Accelerating Phase 4 Clinical Trials a Matter of Improving Enrollment
Phase 4 clinical trials not only serve to gather valuable data surrounding drugs’ safety, tolerability and real-time effectiveness, but also to test potential new indications, develop stronger marketing profiles, gain payers’ favor and prove superiority over competitors’ products. While many phase 4 trials are conducted at the requirement of regulatory agencies, many are conducted simply to help boost products’ profiles. Needless to say, these trials can be particularly pertinent to the success, or failure, of a product regardless of the reason.
Phase 4 trials are often planned even before products gain approval. Bottlenecks in these trials can prove detrimental to the strategies so carefully laid out to commercialize products. The first step in preventing trial bottlenecks is knowing what areas prove to be bottlenecks. In a recent study, CEI asked companies to rate eight trial activities based on the opportunity they present to accelerate the overall trial process. The activities included:
- Study Design/Concept Development
- Protocol Development/Writing
- CRO/Vendor Selection
- CRO/Vendor Contracting
- Site Selection/Enrollment/Contract
- Patient Enrollment
- Data Cleaning
- Statistical Analysis
- Of these tasks, patient enrollment ranked as the greatest opportunity for trial acceleration. Ranked closest behind patient enrollment in terms of opportunity for accelerating trials was site selection/enrollment/contracting. Almost universally, interviewed executives revealed that if their companies could improve their performance in these two areas alone, trials would run much more quickly and efficiently – saving time, money and keeping brand strategies on schedule.
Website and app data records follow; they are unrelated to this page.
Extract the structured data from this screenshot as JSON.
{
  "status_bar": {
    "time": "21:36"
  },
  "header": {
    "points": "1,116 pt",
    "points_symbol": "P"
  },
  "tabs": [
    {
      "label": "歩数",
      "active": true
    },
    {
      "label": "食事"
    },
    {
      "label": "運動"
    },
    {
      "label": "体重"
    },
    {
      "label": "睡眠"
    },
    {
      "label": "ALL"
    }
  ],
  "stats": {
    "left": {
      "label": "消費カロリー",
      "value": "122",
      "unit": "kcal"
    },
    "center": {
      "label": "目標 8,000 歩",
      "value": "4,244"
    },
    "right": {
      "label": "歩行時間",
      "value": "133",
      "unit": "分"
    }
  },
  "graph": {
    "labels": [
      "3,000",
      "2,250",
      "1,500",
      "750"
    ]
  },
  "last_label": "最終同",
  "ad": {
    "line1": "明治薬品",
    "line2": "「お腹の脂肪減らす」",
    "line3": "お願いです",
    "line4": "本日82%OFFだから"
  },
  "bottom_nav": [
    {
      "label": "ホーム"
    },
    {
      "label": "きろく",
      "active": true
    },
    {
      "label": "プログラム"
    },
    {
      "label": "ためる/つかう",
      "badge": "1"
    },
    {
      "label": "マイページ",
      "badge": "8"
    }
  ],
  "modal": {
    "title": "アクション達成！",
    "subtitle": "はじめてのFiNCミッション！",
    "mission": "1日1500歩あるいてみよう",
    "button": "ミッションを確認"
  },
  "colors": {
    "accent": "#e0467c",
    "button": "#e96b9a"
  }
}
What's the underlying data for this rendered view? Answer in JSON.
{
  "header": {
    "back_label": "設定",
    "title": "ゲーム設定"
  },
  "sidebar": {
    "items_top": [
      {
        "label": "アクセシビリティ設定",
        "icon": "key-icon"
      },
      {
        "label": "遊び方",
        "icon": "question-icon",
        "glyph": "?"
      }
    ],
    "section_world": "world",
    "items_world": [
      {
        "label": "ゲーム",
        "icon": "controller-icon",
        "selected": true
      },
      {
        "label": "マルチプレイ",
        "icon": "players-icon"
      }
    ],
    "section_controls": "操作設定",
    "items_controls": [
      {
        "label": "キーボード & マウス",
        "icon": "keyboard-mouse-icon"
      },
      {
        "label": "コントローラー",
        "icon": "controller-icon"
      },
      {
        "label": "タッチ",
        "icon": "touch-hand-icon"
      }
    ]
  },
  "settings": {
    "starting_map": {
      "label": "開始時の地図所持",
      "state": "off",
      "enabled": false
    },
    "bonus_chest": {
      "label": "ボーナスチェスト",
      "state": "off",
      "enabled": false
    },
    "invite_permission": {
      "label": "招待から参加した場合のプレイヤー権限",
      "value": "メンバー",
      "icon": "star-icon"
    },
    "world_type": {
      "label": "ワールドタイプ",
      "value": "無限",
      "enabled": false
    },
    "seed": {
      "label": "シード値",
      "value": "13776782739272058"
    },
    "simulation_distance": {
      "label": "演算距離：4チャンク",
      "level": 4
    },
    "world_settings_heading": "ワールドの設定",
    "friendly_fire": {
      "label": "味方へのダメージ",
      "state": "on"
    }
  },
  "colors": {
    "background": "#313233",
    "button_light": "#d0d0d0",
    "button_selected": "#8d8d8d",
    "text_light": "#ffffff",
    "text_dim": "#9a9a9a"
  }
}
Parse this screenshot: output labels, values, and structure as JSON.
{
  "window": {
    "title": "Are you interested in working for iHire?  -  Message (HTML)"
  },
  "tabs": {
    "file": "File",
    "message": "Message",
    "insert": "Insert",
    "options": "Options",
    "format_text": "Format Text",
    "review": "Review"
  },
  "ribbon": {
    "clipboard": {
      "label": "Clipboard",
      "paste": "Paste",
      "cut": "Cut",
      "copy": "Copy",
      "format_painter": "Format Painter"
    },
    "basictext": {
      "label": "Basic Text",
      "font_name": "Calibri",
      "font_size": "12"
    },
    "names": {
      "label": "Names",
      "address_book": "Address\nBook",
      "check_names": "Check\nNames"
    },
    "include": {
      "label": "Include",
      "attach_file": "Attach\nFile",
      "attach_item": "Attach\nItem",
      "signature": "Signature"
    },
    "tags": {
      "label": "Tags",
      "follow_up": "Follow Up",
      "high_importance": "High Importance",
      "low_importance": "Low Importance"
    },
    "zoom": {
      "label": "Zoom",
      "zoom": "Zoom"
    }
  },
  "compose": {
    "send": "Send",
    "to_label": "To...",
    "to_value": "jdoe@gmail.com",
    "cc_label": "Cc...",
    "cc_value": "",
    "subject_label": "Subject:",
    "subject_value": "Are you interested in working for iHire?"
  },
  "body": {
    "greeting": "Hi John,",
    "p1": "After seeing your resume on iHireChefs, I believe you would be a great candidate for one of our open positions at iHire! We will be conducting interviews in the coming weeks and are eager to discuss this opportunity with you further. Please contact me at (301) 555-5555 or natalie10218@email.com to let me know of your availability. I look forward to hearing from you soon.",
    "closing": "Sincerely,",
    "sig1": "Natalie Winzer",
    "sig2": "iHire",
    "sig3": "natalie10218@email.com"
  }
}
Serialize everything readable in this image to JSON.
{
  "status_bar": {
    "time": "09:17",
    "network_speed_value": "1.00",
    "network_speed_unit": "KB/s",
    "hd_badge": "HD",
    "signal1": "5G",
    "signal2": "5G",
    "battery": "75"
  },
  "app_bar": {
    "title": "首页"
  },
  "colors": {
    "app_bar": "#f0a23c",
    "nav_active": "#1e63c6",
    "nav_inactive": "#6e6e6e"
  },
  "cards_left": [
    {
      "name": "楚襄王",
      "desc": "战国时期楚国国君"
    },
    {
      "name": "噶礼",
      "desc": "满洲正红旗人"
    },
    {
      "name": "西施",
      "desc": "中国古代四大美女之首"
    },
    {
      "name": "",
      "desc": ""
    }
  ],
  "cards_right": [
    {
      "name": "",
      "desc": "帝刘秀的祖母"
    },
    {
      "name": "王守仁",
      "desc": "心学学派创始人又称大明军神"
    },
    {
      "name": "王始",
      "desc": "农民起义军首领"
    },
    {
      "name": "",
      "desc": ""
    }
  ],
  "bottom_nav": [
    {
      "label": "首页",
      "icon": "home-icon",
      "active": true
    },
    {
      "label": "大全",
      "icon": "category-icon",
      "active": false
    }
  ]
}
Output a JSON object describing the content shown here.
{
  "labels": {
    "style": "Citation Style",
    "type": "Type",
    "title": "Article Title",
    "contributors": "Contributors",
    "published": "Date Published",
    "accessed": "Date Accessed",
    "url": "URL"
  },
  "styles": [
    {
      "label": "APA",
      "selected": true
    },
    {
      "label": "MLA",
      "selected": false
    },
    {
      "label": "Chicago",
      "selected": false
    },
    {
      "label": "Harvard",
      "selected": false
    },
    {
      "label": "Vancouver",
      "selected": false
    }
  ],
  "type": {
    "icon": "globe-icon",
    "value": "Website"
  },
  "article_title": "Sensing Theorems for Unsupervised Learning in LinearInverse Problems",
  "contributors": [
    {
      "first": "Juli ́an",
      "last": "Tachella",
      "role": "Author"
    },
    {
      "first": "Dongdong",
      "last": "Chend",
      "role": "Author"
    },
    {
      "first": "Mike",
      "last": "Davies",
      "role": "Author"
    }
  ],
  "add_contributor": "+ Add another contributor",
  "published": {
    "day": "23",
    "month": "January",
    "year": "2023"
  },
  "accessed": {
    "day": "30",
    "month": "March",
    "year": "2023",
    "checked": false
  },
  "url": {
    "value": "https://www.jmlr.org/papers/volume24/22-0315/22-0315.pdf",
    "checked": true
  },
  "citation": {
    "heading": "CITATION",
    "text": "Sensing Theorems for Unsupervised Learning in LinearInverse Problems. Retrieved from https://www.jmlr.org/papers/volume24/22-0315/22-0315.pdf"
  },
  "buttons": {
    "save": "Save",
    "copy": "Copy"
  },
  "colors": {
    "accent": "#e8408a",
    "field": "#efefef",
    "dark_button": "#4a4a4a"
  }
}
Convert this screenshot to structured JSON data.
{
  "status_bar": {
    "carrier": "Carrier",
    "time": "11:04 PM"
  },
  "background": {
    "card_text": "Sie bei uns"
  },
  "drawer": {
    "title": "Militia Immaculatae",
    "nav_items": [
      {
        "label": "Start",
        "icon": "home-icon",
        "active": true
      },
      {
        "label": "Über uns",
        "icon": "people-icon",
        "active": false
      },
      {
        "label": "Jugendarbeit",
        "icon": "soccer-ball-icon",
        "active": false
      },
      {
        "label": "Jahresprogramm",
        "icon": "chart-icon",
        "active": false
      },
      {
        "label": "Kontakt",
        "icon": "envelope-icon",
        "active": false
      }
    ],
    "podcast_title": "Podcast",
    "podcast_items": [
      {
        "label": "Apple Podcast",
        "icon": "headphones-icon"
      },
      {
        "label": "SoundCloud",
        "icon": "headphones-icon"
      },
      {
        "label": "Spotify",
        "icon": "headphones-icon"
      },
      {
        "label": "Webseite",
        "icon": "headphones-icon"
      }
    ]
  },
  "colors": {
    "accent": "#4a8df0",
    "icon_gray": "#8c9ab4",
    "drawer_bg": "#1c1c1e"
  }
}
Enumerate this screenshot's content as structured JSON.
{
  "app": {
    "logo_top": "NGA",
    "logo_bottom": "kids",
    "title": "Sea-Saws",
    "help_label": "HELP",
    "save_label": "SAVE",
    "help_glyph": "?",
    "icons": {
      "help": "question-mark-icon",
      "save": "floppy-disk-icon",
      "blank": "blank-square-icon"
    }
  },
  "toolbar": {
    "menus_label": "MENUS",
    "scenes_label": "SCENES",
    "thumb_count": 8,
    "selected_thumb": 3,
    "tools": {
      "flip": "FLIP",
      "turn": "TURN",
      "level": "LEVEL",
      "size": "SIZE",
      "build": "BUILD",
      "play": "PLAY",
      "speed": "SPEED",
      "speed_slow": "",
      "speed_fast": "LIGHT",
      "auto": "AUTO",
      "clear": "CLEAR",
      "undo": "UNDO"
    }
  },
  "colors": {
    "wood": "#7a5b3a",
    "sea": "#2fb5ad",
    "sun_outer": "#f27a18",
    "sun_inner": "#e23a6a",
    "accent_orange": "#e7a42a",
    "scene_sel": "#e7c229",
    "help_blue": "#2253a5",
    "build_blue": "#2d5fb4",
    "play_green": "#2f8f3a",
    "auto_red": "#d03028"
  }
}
Of course the real trick is how to improve patient and site enrollment. Patient enrollment has almost always been, and likely always will be, the most challenging aspect of clinical trials. For phase 4 trials though, many companies do offer successful tidbits for improving patient participation. At one interviewed company, phase 4 leaders discovered that they were not vetting investigators well enough and were likewise not attracting the right investigators to their studies. This was damaging patient enrollment. To attract better investigators, the company began a program offering additional training modules aimed at attracting a specific subset of investigators that would bring more to the table in terms of patients. The team also revamped their vetting process to make sure that interested investigators actually had the means to attract enough patients to justify their participation. The program worked and enrollment has improved.